November 13, 2021 – March 13, 2022
George Frederic Watts, Ellen Terry ('Choosing'), oil on strawboard mounted on Gatorfoam, 1864, Accepted in lieu of tax by H.M. Government and allocated to the Gallery, 1975, Primary Collection, NPG 5048
This pioneering exhibition will present masterpieces from the Collection of the National Portrait Gallery, London, in an innovative exploration of love's role in the creation of some of the greatest masterpieces of Western art by artists such as Sir Joshua Reynolds, Angelica Kauffmann, David Hockney, Lee Miller, and Sam Taylor-Johnson, among others. Organized thematically with works spanning from the late 16th century to the present day, it will make the argument that ideas of love and desire have been critical to the development of portraiture since the genre's emergence in the English Renaissance.

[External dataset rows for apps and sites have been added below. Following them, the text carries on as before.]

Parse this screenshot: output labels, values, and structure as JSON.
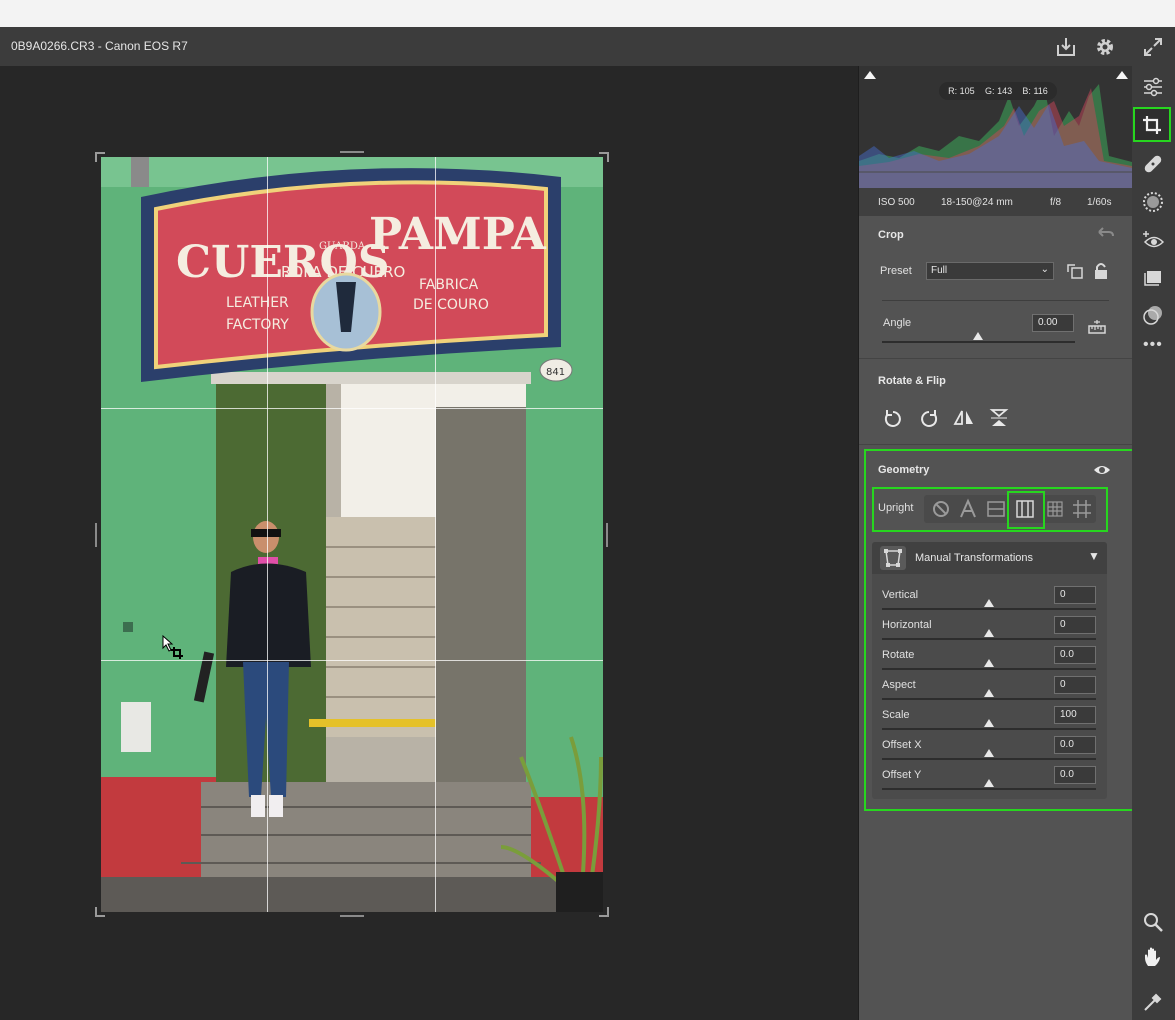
{
  "window": {
    "title": "0B9A0266.CR3  -  Canon EOS R7"
  },
  "photo": {
    "sign_line1": "CUEROS",
    "sign_small": "GUARDA",
    "sign_line2": "PAMPA",
    "sign_line3": "ROPA DE CUERO",
    "sign_left": [
      "LEATHER",
      "FACTORY"
    ],
    "sign_right": [
      "FABRICA",
      "DE COURO"
    ],
    "house_number": "841"
  },
  "histogram": {
    "r_label": "R:",
    "r": "105",
    "g_label": "G:",
    "g": "143",
    "b_label": "B:",
    "b": "116"
  },
  "exif": {
    "iso": "ISO 500",
    "lens": "18-150@24 mm",
    "aperture": "f/8",
    "shutter": "1/60s"
  },
  "crop": {
    "title": "Crop",
    "preset_label": "Preset",
    "preset_value": "Full",
    "angle_label": "Angle",
    "angle_value": "0.00"
  },
  "rotate": {
    "title": "Rotate & Flip"
  },
  "geometry": {
    "title": "Geometry",
    "upright_label": "Upright",
    "manual_title": "Manual Transformations",
    "sliders": [
      {
        "label": "Vertical",
        "value": "0"
      },
      {
        "label": "Horizontal",
        "value": "0"
      },
      {
        "label": "Rotate",
        "value": "0.0"
      },
      {
        "label": "Aspect",
        "value": "0"
      },
      {
        "label": "Scale",
        "value": "100"
      },
      {
        "label": "Offset X",
        "value": "0.0"
      },
      {
        "label": "Offset Y",
        "value": "0.0"
      }
    ]
  },
  "colors": {
    "highlight": "#27d61f",
    "panel": "#535353",
    "toolstrip": "#3c3c3c"
  },
  "icons": [
    "download-icon",
    "gear-icon",
    "fullscreen-icon",
    "sliders-icon",
    "crop-icon",
    "healing-icon",
    "masking-icon",
    "redeye-icon",
    "presets-icon",
    "versions-icon",
    "more-icon",
    "zoom-icon",
    "hand-icon",
    "eyedropper-icon"
  ]
}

More so than other art forms, portraits—sometimes given as tokens of love—offer visual records of relationships, celebrate key moments like engagements and weddings, and serve as memorials to deceased or absent lovers.
At the heart of this exhibition is a series of real-life love stories, captured through the likenesses of sitters—from the 16th-century to storied couples like David and Victoria Beckham, Laurence Olivier and Vivien Leigh, and John Lennon and Yoko Ono. Each of the love stories sheds light on a different aspect of romantic love and the role of portraits within it through images which capture artists' obsessions with their muses to those that record tragic love affairs or celebrate the triumph of love against the odds.
From notions of romantic love as a dangerous illness at the beginning of the modern era, to today's celebration of romance as a means of finding fulfillment in life, this exhibition ultimately reveals love as a constant and defining element of the human experience over the past 450 years.